* **DIRECTIONS FOR THIS TASK**: Take every line containing "price" out of the records.

(Records from a data collection)
- Opening Delimiter -

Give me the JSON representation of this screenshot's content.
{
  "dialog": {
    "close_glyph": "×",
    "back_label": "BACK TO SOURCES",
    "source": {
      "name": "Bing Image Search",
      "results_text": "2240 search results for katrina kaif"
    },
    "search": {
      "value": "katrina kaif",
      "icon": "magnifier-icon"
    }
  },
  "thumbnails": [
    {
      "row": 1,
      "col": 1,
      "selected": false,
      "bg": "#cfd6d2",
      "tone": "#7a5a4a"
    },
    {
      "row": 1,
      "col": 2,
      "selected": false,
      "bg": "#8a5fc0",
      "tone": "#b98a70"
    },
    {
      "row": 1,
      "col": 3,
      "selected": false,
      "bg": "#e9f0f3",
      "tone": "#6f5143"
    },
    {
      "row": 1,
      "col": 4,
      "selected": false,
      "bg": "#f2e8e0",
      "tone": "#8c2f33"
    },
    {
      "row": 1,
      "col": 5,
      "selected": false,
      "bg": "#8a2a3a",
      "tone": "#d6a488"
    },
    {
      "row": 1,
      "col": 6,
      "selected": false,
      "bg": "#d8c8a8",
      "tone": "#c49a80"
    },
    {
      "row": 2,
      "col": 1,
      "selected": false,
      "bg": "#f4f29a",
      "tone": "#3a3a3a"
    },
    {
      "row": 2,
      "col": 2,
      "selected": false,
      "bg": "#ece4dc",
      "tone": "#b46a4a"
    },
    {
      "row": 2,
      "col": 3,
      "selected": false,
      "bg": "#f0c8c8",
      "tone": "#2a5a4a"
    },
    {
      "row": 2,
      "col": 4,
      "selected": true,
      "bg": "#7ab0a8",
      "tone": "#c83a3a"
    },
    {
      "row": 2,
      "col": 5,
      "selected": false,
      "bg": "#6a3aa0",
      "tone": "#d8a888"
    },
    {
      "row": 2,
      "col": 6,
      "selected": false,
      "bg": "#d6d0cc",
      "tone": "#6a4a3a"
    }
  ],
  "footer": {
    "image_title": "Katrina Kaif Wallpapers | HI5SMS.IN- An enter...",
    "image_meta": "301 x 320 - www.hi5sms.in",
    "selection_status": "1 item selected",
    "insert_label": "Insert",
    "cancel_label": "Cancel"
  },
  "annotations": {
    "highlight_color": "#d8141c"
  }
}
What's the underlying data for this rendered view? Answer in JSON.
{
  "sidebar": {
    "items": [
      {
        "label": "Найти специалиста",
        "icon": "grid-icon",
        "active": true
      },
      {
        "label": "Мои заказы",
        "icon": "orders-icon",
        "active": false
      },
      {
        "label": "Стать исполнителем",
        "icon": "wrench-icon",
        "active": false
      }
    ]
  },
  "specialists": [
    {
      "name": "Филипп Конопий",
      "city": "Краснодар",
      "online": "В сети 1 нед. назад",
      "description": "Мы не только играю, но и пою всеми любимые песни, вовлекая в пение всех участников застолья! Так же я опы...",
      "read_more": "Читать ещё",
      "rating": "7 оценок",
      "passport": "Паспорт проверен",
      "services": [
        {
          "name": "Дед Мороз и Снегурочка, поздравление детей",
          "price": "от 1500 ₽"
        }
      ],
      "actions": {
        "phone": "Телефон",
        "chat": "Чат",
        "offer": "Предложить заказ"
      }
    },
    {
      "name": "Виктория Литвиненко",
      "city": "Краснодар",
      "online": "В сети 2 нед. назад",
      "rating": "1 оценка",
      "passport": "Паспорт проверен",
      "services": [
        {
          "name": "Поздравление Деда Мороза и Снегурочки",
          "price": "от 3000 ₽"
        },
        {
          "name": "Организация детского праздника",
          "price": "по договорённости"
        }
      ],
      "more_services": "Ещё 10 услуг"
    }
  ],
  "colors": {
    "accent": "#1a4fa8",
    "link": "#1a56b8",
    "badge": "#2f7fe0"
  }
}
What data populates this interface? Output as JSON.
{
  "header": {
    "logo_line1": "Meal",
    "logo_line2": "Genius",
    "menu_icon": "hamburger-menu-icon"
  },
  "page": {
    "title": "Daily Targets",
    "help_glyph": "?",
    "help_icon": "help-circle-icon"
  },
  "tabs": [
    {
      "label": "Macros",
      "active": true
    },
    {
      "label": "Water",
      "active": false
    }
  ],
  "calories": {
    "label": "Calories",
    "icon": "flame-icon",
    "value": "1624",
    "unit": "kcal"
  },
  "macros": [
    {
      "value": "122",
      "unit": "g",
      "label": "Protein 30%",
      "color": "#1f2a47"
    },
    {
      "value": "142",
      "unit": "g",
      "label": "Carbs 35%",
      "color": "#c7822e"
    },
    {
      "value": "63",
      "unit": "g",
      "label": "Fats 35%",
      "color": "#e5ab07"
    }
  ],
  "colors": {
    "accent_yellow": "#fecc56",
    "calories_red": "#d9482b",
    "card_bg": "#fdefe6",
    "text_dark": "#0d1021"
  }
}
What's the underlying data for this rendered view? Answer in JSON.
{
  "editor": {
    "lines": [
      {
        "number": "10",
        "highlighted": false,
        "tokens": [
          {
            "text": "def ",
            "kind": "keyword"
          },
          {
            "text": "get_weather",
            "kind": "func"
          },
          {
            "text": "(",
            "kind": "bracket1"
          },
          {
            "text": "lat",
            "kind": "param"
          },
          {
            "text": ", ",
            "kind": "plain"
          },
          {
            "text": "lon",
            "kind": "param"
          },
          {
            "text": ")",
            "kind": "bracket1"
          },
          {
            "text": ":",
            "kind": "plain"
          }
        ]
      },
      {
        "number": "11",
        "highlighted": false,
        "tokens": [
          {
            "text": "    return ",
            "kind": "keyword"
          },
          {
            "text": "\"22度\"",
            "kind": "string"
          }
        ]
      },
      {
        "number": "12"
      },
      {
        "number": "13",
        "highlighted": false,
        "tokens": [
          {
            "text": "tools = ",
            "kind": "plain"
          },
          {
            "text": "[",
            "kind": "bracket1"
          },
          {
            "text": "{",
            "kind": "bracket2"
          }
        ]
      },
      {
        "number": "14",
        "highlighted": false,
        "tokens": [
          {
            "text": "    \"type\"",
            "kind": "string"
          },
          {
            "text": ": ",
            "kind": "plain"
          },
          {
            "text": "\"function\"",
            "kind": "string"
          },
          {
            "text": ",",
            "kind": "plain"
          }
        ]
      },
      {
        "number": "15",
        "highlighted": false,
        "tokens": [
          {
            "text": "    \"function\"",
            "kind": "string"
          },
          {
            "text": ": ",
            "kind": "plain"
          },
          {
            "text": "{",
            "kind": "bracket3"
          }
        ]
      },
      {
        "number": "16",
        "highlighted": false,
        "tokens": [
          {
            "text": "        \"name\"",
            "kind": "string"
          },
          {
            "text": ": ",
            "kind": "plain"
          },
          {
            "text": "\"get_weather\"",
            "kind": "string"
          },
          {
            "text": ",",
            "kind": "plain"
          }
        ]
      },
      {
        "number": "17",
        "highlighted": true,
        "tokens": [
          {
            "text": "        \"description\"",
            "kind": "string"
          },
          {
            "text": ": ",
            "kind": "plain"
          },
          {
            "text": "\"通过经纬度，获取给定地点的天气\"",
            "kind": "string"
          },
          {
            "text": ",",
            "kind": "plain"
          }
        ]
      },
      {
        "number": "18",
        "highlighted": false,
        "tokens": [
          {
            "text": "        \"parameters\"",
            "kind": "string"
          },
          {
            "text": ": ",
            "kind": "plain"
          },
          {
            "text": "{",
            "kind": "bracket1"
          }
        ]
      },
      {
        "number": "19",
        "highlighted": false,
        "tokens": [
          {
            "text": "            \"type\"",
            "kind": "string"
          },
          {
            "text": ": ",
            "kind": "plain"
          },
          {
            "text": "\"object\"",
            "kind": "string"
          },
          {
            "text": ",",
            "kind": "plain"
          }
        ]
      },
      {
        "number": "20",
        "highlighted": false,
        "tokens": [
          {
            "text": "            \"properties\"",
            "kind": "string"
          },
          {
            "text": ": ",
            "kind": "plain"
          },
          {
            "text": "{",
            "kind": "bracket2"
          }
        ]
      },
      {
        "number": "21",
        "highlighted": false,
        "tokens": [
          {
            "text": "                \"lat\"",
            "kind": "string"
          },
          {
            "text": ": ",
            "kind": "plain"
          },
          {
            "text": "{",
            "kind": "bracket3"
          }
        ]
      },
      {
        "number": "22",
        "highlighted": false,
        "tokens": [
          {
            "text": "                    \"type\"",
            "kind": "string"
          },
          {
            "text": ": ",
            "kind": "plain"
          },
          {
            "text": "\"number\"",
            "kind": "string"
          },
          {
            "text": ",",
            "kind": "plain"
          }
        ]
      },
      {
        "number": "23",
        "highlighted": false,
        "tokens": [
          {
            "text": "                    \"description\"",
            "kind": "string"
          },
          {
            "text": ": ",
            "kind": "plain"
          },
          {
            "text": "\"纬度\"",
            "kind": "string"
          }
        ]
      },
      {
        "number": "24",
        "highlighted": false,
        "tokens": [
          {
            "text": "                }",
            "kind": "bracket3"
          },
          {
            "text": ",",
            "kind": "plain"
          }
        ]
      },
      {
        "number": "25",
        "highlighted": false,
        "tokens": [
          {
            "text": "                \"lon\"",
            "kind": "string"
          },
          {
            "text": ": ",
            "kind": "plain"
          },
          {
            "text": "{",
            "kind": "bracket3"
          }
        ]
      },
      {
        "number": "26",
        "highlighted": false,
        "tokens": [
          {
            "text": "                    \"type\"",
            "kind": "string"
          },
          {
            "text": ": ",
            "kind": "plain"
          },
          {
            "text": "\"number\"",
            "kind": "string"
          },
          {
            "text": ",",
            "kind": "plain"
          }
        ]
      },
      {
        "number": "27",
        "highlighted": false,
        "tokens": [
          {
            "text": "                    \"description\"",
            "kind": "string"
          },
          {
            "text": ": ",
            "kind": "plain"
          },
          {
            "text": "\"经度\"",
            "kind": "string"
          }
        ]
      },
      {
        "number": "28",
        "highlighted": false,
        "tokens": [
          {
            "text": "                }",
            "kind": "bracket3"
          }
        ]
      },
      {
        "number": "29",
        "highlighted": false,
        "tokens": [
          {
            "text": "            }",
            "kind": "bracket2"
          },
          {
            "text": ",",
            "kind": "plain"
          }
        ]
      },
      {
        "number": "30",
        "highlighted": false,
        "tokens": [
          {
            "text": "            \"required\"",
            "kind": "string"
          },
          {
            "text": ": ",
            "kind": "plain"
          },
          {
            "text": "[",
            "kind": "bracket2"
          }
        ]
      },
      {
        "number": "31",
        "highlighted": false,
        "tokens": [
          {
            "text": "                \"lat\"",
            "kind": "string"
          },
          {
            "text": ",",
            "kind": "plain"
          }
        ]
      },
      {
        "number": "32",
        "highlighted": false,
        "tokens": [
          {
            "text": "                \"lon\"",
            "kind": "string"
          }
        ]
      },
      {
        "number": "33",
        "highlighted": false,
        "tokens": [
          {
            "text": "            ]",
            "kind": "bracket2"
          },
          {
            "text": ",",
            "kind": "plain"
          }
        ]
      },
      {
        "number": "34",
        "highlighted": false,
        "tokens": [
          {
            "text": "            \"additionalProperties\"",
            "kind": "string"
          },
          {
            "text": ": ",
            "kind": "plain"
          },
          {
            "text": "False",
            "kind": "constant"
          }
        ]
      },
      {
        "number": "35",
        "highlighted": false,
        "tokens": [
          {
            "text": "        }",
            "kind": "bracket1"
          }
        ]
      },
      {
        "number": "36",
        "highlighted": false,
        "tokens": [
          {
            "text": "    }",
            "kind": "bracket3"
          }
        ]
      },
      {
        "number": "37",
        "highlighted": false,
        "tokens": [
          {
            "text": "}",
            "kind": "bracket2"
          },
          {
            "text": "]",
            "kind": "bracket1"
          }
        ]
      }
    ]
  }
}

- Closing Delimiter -

* **ANSWER TO THIS EXERCISE**:
          "price": "от 1500 ₽"
          "price": "от 3000 ₽"
          "price": "по договорённости"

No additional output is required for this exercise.